Every server is limited to 16 players, making it more difficult than it should be to find races. Moreover, players must compete through playlists instead of individual races. I don’t mind this, but it can be irritating if players just wish to have a quick race. Another issue is that the rewards you get from winning and losing aren’t far enough away from each other. This incentivizes some players to remain idle during races, as this is an easy way to earn in-game money.
Some Other Gripes
NFS Unbound is packed with minor issues that stack up and make the game less enjoyable than it could be. One of the more notable ones is the lack of control options. The game gives me no way to remap my controller inputs. However, if I’m playing on a keyboard, I can rebind my keys to my liking. Why is that? If I play the game through Steam, I can brute force a controller mapping that I like, but I shouldn’t have to do this.
Another gripe I have with the game is the soundtrack. Of course, this is extremely subjective and some of the music here just simply isn’t my cup of tea. However, there are multiple songs in the game that I dislike to the point of irritation and distraction. Songs such as Money, Mmaso, Ice Cream, and some others may be the most annoying licensed tracks I’ve ever heard in any game. I apologize to anyone who likes these, but I genuinely felt as if they were going to give me a headache at points.
However, I do believe it is unfair to completely dismiss the soundtrack. There are a few songs that I don’t mind, such as Check the Lock and Strangers. I just think it’s a shame that most of the soundtrack ranges from forgettable to downright terrible for me. The Need for Speed series used to deliver some of the most memorable licensed soundtracks in video games, and it’s disappointing to see that this isn’t one of them.
NFS Unbound Could Be So Much More
In conclusion, it pains me to give NFS Unbound the score it has here. There are several elements of the game that I really enjoy, such as customization, the campaign structure, the unique visuals, and the racing itself. Unfortunately, the game holds itself back with lackluster physics, questionable design choices, and several minor annoyances that add up. EA didn’t make great efforts to market this game, only announcing the game a couple of months away from its release.

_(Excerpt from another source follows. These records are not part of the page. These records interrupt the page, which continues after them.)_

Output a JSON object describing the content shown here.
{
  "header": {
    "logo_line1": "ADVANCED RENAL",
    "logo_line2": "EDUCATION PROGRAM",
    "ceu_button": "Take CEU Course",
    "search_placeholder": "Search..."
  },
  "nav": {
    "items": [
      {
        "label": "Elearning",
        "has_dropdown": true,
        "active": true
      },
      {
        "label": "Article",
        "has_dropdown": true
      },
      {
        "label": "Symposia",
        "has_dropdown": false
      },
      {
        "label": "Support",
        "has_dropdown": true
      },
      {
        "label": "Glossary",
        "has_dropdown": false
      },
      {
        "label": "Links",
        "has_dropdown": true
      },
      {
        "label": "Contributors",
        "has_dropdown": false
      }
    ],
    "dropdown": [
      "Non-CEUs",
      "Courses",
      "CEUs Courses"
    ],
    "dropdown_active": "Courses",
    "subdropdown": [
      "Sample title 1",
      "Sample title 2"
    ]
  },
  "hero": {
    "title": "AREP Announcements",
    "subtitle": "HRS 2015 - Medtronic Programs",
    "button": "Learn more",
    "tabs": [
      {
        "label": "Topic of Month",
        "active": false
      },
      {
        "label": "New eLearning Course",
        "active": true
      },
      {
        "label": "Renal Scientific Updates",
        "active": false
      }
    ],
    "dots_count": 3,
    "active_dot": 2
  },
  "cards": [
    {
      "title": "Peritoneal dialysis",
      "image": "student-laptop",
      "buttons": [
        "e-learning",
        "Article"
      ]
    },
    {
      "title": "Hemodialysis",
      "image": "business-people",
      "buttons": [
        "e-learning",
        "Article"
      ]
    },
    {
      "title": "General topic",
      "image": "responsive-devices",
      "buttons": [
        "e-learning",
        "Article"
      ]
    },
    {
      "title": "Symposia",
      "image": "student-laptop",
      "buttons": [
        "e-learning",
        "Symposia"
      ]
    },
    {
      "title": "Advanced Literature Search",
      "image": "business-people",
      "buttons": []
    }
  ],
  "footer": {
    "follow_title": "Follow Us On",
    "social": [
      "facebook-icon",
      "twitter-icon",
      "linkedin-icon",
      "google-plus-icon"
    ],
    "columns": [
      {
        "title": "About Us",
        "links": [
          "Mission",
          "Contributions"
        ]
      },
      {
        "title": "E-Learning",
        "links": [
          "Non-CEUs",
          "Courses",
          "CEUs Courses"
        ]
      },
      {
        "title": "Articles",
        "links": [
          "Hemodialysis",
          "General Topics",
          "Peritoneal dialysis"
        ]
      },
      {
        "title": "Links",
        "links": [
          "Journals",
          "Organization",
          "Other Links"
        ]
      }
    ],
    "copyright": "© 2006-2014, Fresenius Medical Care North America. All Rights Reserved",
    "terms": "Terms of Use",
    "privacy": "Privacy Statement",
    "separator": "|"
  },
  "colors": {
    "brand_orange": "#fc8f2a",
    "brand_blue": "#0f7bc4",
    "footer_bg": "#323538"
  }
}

Sadly, I can see why that is the case. I wish I could say that this franchise has more gas left in the tank, but NFS Unbound makes me uncertain. There are hints of an outstanding arcade racer here, but I believe this game will ultimately live in the shadows of the best the series has to offer. Despite that, I think some people will enjoy this game despite its numerous flaws. Even the best NFS games have flaws, it’s just that the flaws in Unbound have a bigger impact.
If you still have some interest in the game, I recommend picking it up on sale. You probably won’t have to wait long, as the game has already seen a discount before, and may have one now as of writing. If you own a current-gen console or a capable PC (this game seems to be very CPU dependent, which is probably why you don’t see it on last-gen consoles), you may be able to see past the game’s faults and enjoy yourself. Even though I may come off as harsh in this review, I am still playing the game and finding ways to enjoy it. I don’t think it’s a bad game by any means, but this series could be doing a lot better.